• _What to do_:
Your answer should consist of all lines in the listing that hold the word "directly".

• _Raw data_:

● ● ● ● ●

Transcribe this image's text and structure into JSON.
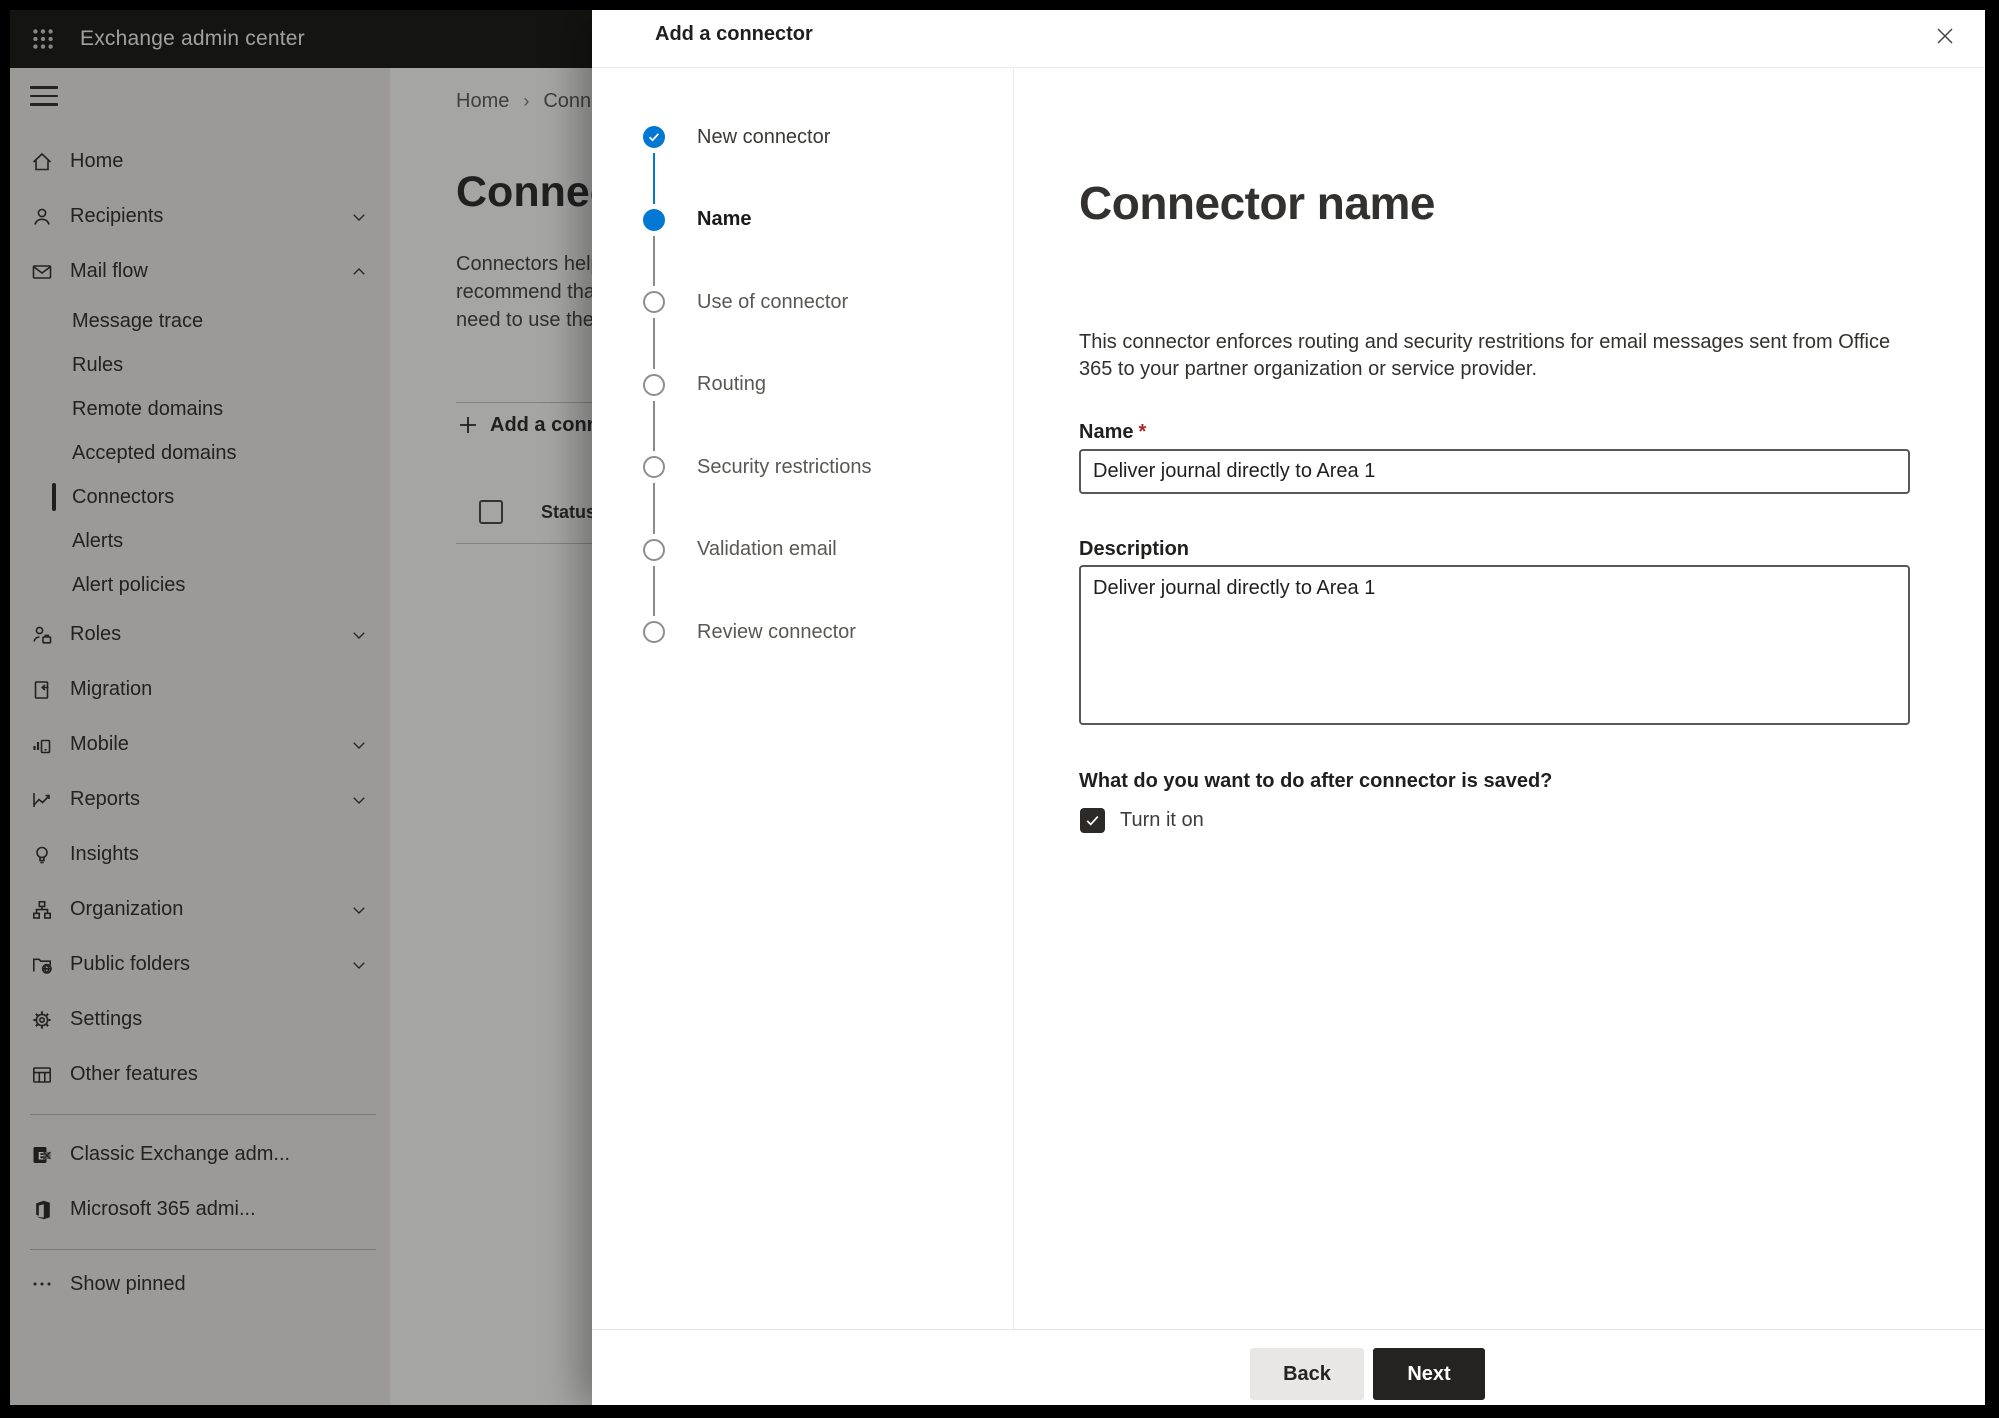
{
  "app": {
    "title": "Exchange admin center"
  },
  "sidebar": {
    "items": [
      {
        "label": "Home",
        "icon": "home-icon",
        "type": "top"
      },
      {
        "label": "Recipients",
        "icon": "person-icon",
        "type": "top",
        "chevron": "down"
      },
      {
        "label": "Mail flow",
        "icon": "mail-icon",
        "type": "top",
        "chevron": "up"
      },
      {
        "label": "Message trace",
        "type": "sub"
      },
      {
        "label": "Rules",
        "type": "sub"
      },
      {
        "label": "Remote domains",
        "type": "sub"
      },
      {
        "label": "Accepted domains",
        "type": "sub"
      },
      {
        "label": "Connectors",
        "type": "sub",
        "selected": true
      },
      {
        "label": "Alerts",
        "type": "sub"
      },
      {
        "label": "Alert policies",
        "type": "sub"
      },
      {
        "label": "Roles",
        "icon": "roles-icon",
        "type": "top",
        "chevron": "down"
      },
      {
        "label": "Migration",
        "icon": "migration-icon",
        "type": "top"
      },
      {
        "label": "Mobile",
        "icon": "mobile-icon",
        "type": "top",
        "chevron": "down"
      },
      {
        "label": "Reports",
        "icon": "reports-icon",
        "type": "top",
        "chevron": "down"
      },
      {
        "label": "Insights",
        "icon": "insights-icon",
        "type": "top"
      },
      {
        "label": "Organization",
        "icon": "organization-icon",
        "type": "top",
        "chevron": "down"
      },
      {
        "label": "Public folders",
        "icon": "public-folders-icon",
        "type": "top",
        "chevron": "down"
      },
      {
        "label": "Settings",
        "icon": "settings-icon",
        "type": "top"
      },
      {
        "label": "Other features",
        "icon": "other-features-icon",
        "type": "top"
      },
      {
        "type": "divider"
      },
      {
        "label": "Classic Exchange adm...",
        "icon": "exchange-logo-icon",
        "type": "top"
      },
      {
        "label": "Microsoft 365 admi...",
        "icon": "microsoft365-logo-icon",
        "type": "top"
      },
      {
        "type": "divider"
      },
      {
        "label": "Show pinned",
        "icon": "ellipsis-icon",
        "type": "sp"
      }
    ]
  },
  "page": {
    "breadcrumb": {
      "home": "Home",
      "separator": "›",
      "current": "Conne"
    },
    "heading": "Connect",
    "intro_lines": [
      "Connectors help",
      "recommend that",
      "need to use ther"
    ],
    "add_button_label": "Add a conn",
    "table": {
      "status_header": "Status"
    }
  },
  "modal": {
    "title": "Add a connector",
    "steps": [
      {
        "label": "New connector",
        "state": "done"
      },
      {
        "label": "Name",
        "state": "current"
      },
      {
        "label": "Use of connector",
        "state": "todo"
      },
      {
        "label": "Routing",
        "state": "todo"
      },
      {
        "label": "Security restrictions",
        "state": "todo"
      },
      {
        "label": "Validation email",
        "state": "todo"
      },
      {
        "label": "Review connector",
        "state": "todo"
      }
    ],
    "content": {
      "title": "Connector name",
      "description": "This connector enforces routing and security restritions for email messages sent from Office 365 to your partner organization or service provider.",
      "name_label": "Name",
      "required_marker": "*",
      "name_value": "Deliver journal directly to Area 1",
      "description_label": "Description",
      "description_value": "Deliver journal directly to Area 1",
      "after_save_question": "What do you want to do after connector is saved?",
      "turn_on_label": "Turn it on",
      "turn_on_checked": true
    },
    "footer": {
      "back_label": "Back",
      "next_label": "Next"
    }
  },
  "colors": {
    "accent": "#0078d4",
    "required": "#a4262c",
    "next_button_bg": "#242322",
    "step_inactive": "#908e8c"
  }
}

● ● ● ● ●

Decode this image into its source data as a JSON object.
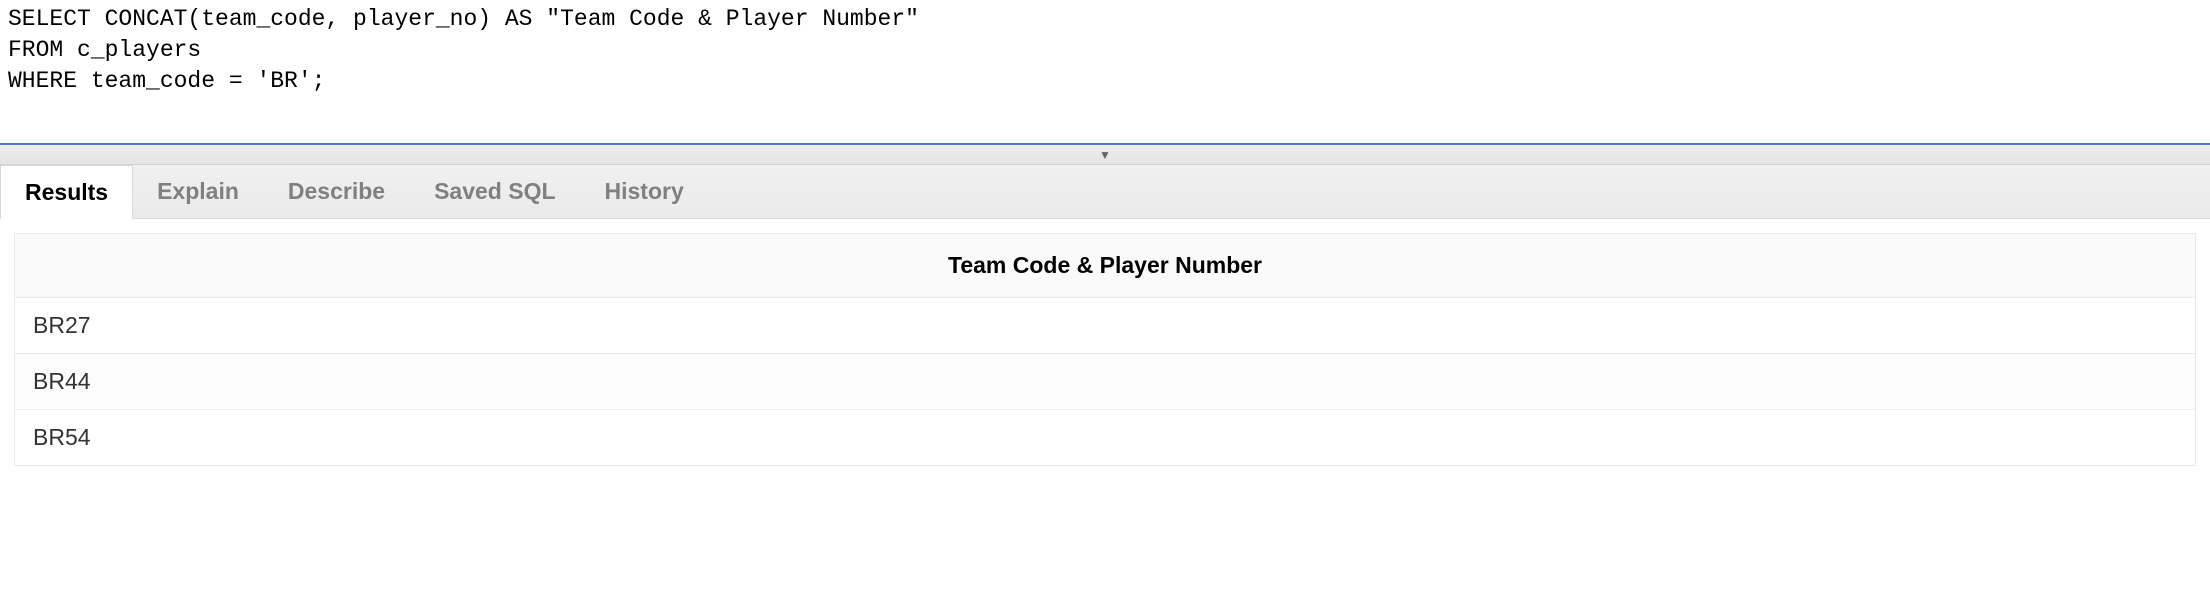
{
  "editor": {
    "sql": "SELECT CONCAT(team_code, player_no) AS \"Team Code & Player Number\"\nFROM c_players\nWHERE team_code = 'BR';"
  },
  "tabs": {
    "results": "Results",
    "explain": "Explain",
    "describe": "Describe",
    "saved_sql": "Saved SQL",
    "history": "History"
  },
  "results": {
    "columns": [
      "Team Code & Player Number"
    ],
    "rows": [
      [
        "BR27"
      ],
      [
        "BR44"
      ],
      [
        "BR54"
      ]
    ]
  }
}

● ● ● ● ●

• _Solution to the problem_:
      "name_value": "Deliver journal directly to Area 1",
      "description_value": "Deliver journal directly to Area 1",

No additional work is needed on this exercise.